magic   11954   format  dynamic time    Fri Jan 14 09:47:19 2005
sblkno  16      cblkno  24      iblkno  32      dblkno  832
sbsize  2048    cgsize  8192    cgoffset 128    cgmask  0xfffffff0
ncg     2191    size    116165760       blocks  114377853
bsize   8192    shift   13      mask    0xffffe000
fsize   1024    shift   10      mask    0xfffffc00
frag    8       shift   3       fsbtodb 1
minfree 1%      maxbpg  2048    optim   time
maxcontig 16    rotdelay 0ms    rps     90
csaddr  832     cssize  35840   shift   9       mask    0xfffffe00
ntrak   16      nsect   255     spc     4080    ncyl    56944
cpg     26      bpg     6630    fpg     53040   ipg     6400
nindir  2048    inopb   64      nspf    2
nbfree  7624085 ndir    12806   nifree  13904878        nffree  90216
cgrotor 1454    fmod    0       ronly   0       logbno  1824
version 0
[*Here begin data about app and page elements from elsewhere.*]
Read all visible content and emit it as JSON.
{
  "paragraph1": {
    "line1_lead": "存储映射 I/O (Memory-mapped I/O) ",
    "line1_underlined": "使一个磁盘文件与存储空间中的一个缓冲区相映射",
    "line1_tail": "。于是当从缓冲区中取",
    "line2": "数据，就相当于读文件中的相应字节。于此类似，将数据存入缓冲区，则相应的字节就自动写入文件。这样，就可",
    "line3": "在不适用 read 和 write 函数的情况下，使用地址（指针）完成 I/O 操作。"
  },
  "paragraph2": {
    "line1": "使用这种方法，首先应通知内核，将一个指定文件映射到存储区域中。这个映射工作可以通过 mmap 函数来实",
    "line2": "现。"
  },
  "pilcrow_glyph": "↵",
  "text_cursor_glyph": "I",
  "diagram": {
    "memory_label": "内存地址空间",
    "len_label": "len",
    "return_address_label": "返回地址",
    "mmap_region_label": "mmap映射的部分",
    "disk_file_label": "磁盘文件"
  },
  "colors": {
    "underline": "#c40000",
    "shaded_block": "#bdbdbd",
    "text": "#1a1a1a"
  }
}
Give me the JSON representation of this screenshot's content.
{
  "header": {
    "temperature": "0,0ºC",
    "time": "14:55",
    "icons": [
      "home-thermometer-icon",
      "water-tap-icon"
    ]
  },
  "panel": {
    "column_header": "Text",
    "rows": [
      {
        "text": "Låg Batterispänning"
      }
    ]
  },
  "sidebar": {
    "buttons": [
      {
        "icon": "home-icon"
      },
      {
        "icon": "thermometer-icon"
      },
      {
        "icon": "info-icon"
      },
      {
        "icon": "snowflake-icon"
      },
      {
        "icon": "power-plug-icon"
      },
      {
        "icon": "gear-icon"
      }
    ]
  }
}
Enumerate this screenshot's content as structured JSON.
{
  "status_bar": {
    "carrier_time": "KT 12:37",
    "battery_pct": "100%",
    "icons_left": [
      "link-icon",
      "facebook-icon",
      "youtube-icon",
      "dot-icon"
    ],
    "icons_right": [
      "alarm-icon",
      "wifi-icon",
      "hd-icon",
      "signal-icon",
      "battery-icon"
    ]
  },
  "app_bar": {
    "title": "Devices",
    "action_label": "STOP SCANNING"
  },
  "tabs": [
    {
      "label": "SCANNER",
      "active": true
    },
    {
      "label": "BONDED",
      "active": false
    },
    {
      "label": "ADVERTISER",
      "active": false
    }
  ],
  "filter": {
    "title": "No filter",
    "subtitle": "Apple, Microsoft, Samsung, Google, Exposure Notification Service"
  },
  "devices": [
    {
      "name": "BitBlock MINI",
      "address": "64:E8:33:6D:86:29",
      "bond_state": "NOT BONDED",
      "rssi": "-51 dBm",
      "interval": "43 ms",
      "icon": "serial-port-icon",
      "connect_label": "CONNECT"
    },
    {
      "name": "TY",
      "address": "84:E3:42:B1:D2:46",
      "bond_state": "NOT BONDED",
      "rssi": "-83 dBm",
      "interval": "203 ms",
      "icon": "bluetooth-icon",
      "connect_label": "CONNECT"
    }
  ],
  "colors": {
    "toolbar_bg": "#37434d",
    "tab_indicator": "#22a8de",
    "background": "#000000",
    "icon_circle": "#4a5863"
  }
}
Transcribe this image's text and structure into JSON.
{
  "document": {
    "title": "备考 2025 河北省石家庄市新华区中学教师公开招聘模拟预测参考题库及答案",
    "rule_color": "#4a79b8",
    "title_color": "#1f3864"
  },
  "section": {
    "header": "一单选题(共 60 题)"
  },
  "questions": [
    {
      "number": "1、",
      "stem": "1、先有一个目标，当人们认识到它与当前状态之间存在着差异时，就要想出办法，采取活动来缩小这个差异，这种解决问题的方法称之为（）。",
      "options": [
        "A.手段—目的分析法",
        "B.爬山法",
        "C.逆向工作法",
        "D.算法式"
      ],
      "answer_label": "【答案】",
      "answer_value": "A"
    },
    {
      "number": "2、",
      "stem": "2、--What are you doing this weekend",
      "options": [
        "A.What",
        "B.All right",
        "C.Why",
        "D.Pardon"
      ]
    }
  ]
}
To see if maxcontig needs to be increased, you can run “iostat,” and watch the transfer sizes:

$ iostat -zxn 5

                 extended device statistics              
    r/s    w/s   kr/s   kw/s wait actv wsvc_t asvc_t  %w  %b device
    0.0   63.2    0.0 7782.9 52.3  2.0  827.9   31.4  97  99 c0t0d0
    0.2   63.2    1.6 7782.9 52.9  2.0  834.1   31.4  98 100 c0t2d0
    0.2   62.4    1.6 7782.5  0.2 54.7    3.6  873.1  23 100 d0
    0.0   62.4    0.0 7782.5  0.0 54.1    0.0  866.7   0  99 d1
    0.2   62.4    1.6 7782.5  0.0 54.7    0.0  873.0   0 100 d2

If we divide writes per second (w/s) by the total bytes written (kr/s), we can
derive the average size of each physical write:
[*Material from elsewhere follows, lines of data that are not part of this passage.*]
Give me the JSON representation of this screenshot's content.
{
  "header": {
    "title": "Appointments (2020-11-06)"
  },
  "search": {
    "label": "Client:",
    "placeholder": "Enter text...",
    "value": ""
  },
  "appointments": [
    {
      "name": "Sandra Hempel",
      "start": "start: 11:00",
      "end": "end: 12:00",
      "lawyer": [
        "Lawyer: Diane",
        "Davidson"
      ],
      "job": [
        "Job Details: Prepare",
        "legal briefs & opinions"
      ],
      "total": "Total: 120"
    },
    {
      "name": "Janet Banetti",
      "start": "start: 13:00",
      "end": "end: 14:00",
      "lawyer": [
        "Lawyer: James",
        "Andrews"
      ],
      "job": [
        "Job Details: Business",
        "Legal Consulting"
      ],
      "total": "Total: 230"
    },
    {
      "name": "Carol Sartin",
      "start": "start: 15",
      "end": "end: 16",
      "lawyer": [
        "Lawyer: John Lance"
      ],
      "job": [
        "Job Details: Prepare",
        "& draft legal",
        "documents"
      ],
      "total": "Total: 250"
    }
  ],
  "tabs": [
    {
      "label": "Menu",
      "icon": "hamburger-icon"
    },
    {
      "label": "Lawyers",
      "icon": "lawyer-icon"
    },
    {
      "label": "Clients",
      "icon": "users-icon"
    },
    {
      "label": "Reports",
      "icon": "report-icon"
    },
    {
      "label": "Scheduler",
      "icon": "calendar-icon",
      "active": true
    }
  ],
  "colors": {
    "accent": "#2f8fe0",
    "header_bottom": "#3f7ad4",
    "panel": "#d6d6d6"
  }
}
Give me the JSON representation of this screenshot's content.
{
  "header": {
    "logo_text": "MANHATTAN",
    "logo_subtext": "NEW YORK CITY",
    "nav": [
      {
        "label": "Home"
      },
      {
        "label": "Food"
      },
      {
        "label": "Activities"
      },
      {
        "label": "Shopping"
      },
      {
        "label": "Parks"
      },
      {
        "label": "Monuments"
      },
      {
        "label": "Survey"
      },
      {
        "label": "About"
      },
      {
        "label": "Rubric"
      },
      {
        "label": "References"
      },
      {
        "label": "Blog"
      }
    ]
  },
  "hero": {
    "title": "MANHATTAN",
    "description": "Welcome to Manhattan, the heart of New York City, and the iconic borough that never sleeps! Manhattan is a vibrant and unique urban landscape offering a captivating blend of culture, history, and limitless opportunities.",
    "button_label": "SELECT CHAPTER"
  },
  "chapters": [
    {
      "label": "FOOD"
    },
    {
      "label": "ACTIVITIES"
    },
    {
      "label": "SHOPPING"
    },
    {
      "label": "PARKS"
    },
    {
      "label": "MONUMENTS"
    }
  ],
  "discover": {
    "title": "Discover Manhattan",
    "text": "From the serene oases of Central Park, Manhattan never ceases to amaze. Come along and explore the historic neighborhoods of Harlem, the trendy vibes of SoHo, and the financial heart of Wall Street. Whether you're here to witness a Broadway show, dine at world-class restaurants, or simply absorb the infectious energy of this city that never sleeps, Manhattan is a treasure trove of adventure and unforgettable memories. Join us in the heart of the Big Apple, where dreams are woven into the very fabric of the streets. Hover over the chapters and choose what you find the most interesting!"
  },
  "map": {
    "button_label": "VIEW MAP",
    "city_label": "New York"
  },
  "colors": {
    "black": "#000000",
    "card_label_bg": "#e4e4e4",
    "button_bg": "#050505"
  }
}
$ bc
scale=2
7782/63
123.52

Give or take a few bytes, we are pushing maxcontig bytes during each write operation. If you have sequential workloads, increasing the value of maxcontig may allow your Solaris box to read or write more data at once (reducing the total number of I/O operations). You can adjust the size of maxcontig with the “tunefs” utility:

$ tunefs -a 128 /dev/md/dsk/d0
maximum contiguous block count changes from 16 to 128

This will cause 128 file system blocks (1 MB) to be read and written with each I/O operation. In order for this value to be effective, you need to increase the maximum size of a SCSI/SVM I/O operation. This is done by adding the following tunables to /etc/system:

set maxphys=1048576
set md:md_maxphys=1048576

ALL tunables should be tested on a development/QE box before implementing on important systems. I tried bumping maxcontig to 128 on my Ultra5, and immediately saw corruption on several meta devices. Digging through sunsolve.sun.com, I learned that maxcontig can only be set to “16” on IDE devices, and “128” for SCSI devices:

http://sunsolve.sun.com/search/document.do?assetkey=1-26-23429-1&searchclause=maxcontig

Luckily the Ultra5 was a test system, so recovering was relatively straight forward. Test all tunables before you deploy them :)